The likes of Hot 8 Brass Band, Alice Russell and Quantic gathered to play the Brighton label's extravagant bash
Steven Kline

16:33 1st November 2017

Plenty of 18th birthday parties have queues for the keg. Few have kegs full of beer specially brewed for the event. So as clued-up electro and roots fans grab a pint of Rodney P’s personal ale and raise a toast to birthday boys Paul Jonas and Robert Luis, the Roundhouse unanimously agrees that Tru Thoughts know how to throw a party. The terrace is crammed with pop up food stalls, the drinks are dedicated to the label’s biggest names and, from the off, the vibes are hotter than Carrie’s prom.

It’s one-in-one-out at the Basement Bar showcasing new acts like Flowdan and Anchorsong, the Terrace Bar jumps to DJs TM Juke, J-Felix and Maddslinky and the main colosseum pulses along to Rodney P and Skitz’s reggae-flecked hip-hop that undoubtedly deserves its own-brand booze. The sheer buzz of the night is testament to the standing of the label. Tru Thoughts rose from a Brighton club night called ‘Phonic: Hoop And Shake Yer Wig, starting in 1999 in an improvised office under Luis’ stairs, to become one of the most respected indie labels in the country, home to Quantic, Alice Russell, Bonobo, Riz MC and many more.

“For me it’s all about the family vibe,” says Alice Russell, inviting us into her dressing room to gather her thoughts on the label that has been home to her, on and off, since 2004. “They’ve managed to keep that throughout. It’s mad that it’s eighteen years. I’ve worked with so many different people from within the label. It’s one of those vibes where everyone works with everyone else.

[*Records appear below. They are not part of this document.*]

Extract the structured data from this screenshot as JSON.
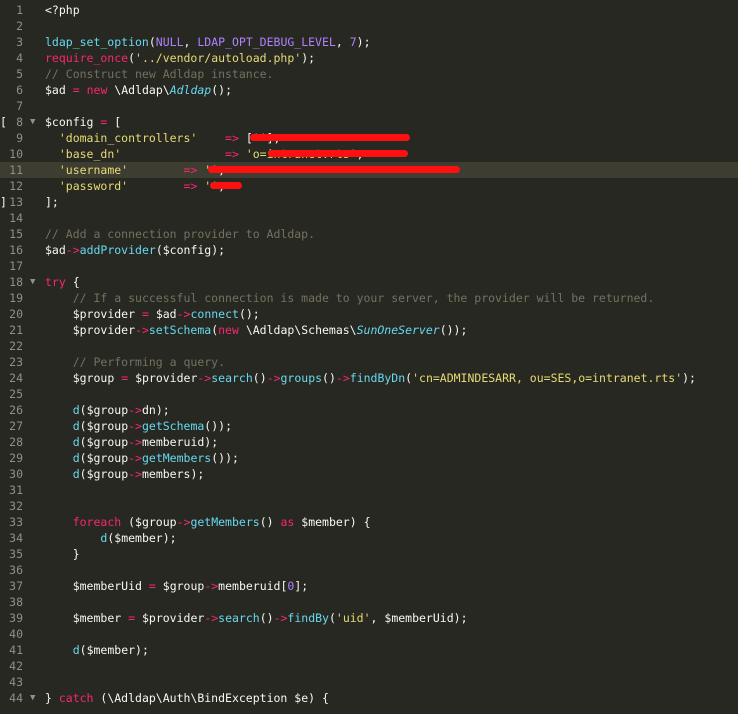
{
  "editor": {
    "language": "php",
    "active_line": "11",
    "lines": [
      {
        "n": "1",
        "text": "<?php"
      },
      {
        "n": "2",
        "text": ""
      },
      {
        "n": "3",
        "text": "ldap_set_option(NULL, LDAP_OPT_DEBUG_LEVEL, 7);"
      },
      {
        "n": "4",
        "text": "require_once('../vendor/autoload.php');"
      },
      {
        "n": "5",
        "text": "// Construct new Adldap instance."
      },
      {
        "n": "6",
        "text": "$ad = new \\Adldap\\Adldap();"
      },
      {
        "n": "7",
        "text": ""
      },
      {
        "n": "8",
        "text": "$config = ["
      },
      {
        "n": "9",
        "text": "'domain_controllers'    => [''],"
      },
      {
        "n": "10",
        "text": "'base_dn'               => 'o=intranet.rts',"
      },
      {
        "n": "11",
        "text": "'username'        => '',"
      },
      {
        "n": "12",
        "text": "'password'        => '',"
      },
      {
        "n": "13",
        "text": "];"
      },
      {
        "n": "14",
        "text": ""
      },
      {
        "n": "15",
        "text": "// Add a connection provider to Adldap."
      },
      {
        "n": "16",
        "text": "$ad->addProvider($config);"
      },
      {
        "n": "17",
        "text": ""
      },
      {
        "n": "18",
        "text": "try {"
      },
      {
        "n": "19",
        "text": "// If a successful connection is made to your server, the provider will be returned."
      },
      {
        "n": "20",
        "text": "$provider = $ad->connect();"
      },
      {
        "n": "21",
        "text": "$provider->setSchema(new \\Adldap\\Schemas\\SunOneServer());"
      },
      {
        "n": "22",
        "text": ""
      },
      {
        "n": "23",
        "text": "// Performing a query."
      },
      {
        "n": "24",
        "text": "$group = $provider->search()->groups()->findByDn('cn=ADMINDESARR, ou=SES,o=intranet.rts');"
      },
      {
        "n": "25",
        "text": ""
      },
      {
        "n": "26",
        "text": "d($group->dn);"
      },
      {
        "n": "27",
        "text": "d($group->getSchema());"
      },
      {
        "n": "28",
        "text": "d($group->memberuid);"
      },
      {
        "n": "29",
        "text": "d($group->getMembers());"
      },
      {
        "n": "30",
        "text": "d($group->members);"
      },
      {
        "n": "31",
        "text": ""
      },
      {
        "n": "32",
        "text": ""
      },
      {
        "n": "33",
        "text": "foreach ($group->getMembers() as $member) {"
      },
      {
        "n": "34",
        "text": "d($member);"
      },
      {
        "n": "35",
        "text": "}"
      },
      {
        "n": "36",
        "text": ""
      },
      {
        "n": "37",
        "text": "$memberUid = $group->memberuid[0];"
      },
      {
        "n": "38",
        "text": ""
      },
      {
        "n": "39",
        "text": "$member = $provider->search()->findBy('uid', $memberUid);"
      },
      {
        "n": "40",
        "text": ""
      },
      {
        "n": "41",
        "text": "d($member);"
      },
      {
        "n": "42",
        "text": ""
      },
      {
        "n": "43",
        "text": ""
      },
      {
        "n": "44",
        "text": "} catch (\\Adldap\\Auth\\BindException $e) {"
      }
    ]
  },
  "colors": {
    "background": "#272822",
    "keyword": "#f92672",
    "function": "#66d9ef",
    "string": "#e6db74",
    "number": "#ae81ff",
    "comment": "#75715e",
    "redaction": "#ff1010"
  }
}
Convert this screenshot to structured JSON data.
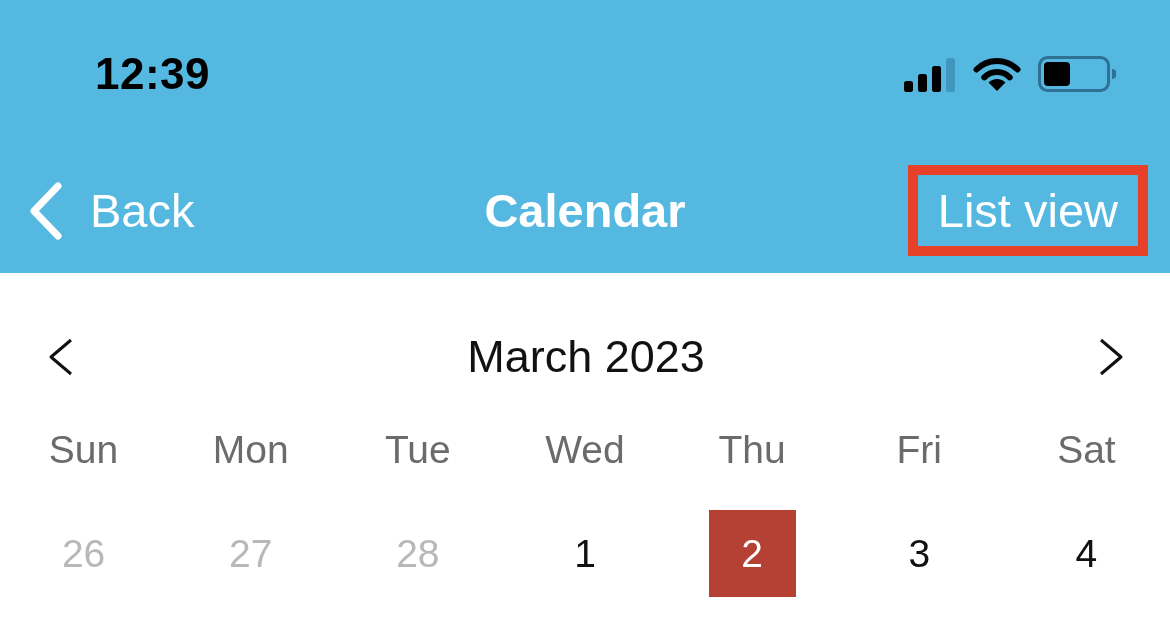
{
  "status_bar": {
    "time": "12:39"
  },
  "nav_bar": {
    "back_label": "Back",
    "title": "Calendar",
    "action": {
      "label": "List view",
      "highlighted": true
    }
  },
  "calendar": {
    "month": "March 2023",
    "weekdays": [
      "Sun",
      "Mon",
      "Tue",
      "Wed",
      "Thu",
      "Fri",
      "Sat"
    ],
    "days": [
      {
        "label": "26",
        "outside_month": true,
        "selected": false
      },
      {
        "label": "27",
        "outside_month": true,
        "selected": false
      },
      {
        "label": "28",
        "outside_month": true,
        "selected": false
      },
      {
        "label": "1",
        "outside_month": false,
        "selected": false
      },
      {
        "label": "2",
        "outside_month": false,
        "selected": true
      },
      {
        "label": "3",
        "outside_month": false,
        "selected": false
      },
      {
        "label": "4",
        "outside_month": false,
        "selected": false
      }
    ]
  }
}
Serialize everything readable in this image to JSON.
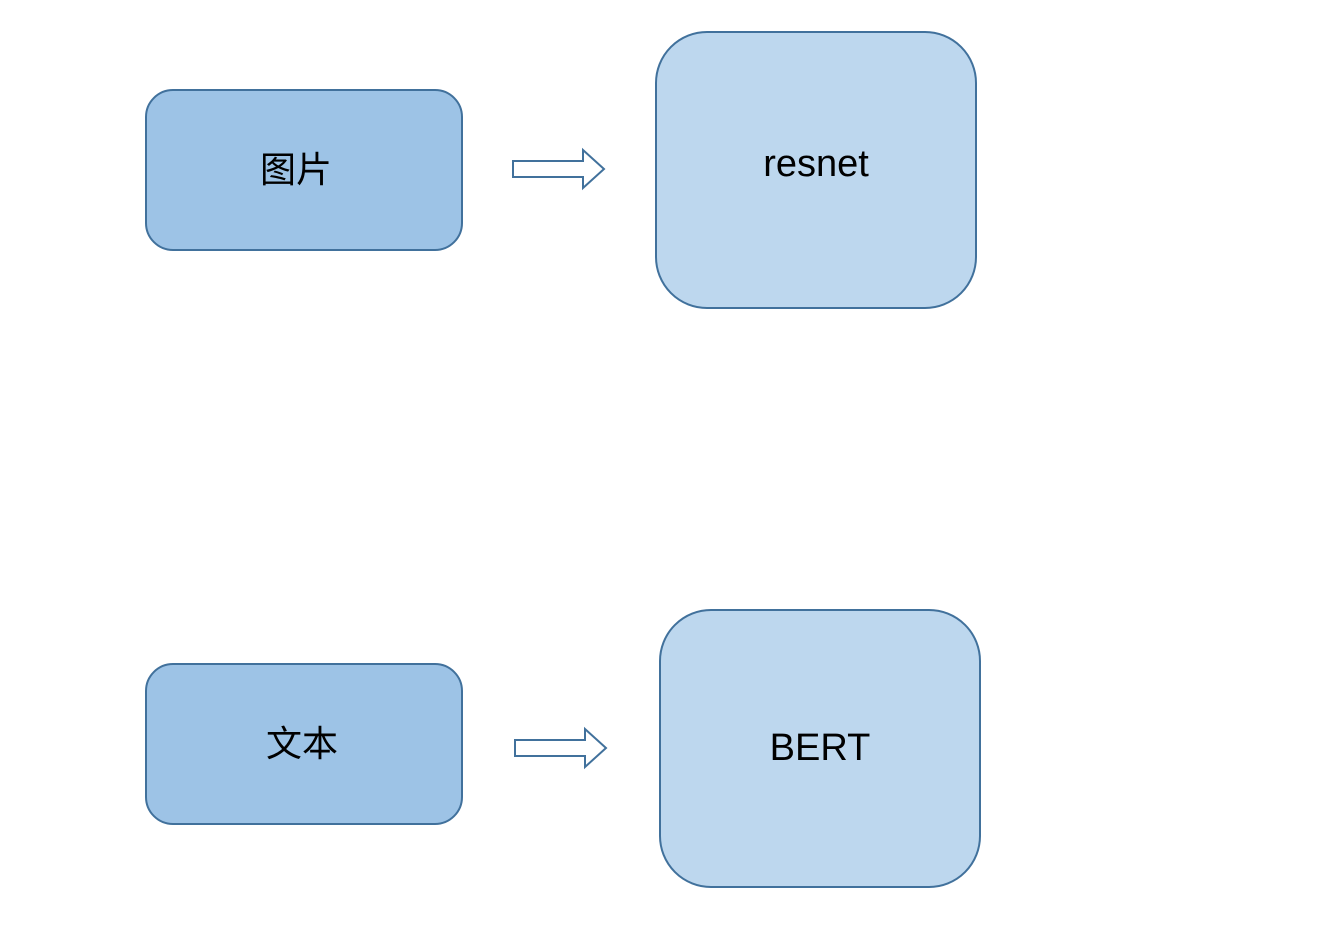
{
  "diagram": {
    "rows": [
      {
        "input_label": "图片",
        "model_label": "resnet"
      },
      {
        "input_label": "文本",
        "model_label": "BERT"
      }
    ],
    "colors": {
      "input_fill": "#9dc3e6",
      "model_fill": "#bdd7ee",
      "stroke": "#41719c"
    }
  }
}
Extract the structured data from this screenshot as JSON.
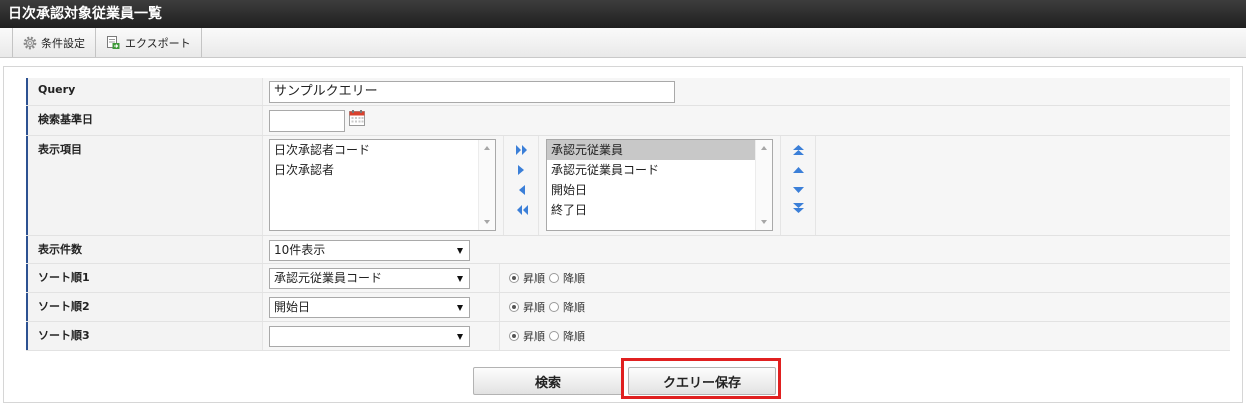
{
  "title": "日次承認対象従業員一覧",
  "toolbar": {
    "conditions_label": "条件設定",
    "export_label": "エクスポート"
  },
  "form": {
    "query": {
      "label": "Query",
      "value": "サンプルクエリー"
    },
    "base_date": {
      "label": "検索基準日",
      "value": ""
    },
    "display_items": {
      "label": "表示項目",
      "available": [
        "日次承認者コード",
        "日次承認者"
      ],
      "selected": [
        "承認元従業員",
        "承認元従業員コード",
        "開始日",
        "終了日"
      ],
      "selected_highlight": "承認元従業員"
    },
    "display_count": {
      "label": "表示件数",
      "value": "10件表示"
    },
    "sorts": [
      {
        "label": "ソート順1",
        "value": "承認元従業員コード",
        "asc": "昇順",
        "desc": "降順",
        "order": "asc"
      },
      {
        "label": "ソート順2",
        "value": "開始日",
        "asc": "昇順",
        "desc": "降順",
        "order": "asc"
      },
      {
        "label": "ソート順3",
        "value": "",
        "asc": "昇順",
        "desc": "降順",
        "order": "asc"
      }
    ]
  },
  "buttons": {
    "search_label": "検索",
    "save_query_label": "クエリー保存"
  },
  "colors": {
    "label_accent": "#2c5191",
    "arrow_blue": "#3b7fd8",
    "highlight": "#e02020"
  }
}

Watch: Highlights of the party filmed by Gigwise (review contiued below)

“They were learning at the same time as us – we were all learning together, breaking our teeth on the live thing and moving and changing as the industry has changed. A lot of the bigger labels take a lot longer to change because it’s a massive, chunky machine, whereas with Tru Thoughts it’s a much smaller, lighter machine. I remember when Pinnacle went down, Tru Thoughts stayed strong throughout that. It showed how tough and tenacious they were.”

Have they built a community around the label in Brighton? “Definitely, and it’s grown worldwide. They’ve got people in the States now.”

If this 18th birthday shindig at the Roundhouse is the gathering of the tribe, Hot 8 Brass Band are its spirit made puff-cheeked flesh. Like a block party marching band or a New Orleans funeral cortege throwing in a bunch of covers to lighten the mood, they parp up a storm of classic sousaphone funk and soul, from George Clinton’s ‘Atomic Dog’ (the one Snoop nicked) to ‘Sexual Healing’, ‘Let’s Stay Together’ and a funked up take on jazz standard ‘Summertime’ that gets more than the fish jumping.

Their high-spirited reimagining of classic soul and proto-hip-hop tunes is a core tenet of Tru Thoughts – here old school and roots music gets a thorough 21st Century brush-up. Take Wrongtom Meets The Ragga Twins, delivering a classic ragga MC set including both lyrics about playing PS4 and chant-along choruses about being a raging git for the spliff. And then there’s Alice Russell herself, clad in a kinda kimono-cum-pyjama suit, unleashing keening noir soul like ‘Heartbreak, Pt. 2’ and ‘Citizens’ adorned with tripping West Coast hop-hip synth lines. Verging towards melodic desert rock as the set progresses, she cashes in a Tru Thoughts family favour for a finale of The White Stripes’ ‘Seven Nation Army’, backed by horn-hungry men mountains of Hot 8. It’s so enchanting no-one even thinks about Jeremy Corbyn.

Quantic wraps up the night with a wide-reaching party DJ set of Afrotronica, space reggae, future funk and, if we’re not mistaken, a bit of a Wings song. Tru to the spirit, tru to the night, tru to his label.

Robert Luis


Punters enjoying a fine ale


Hot 8 Brass Band


Rodney P


Werkha feat. Bryony


Wrongtom meets The Ragga Twins

Photo: Niall Green / Monte De Costa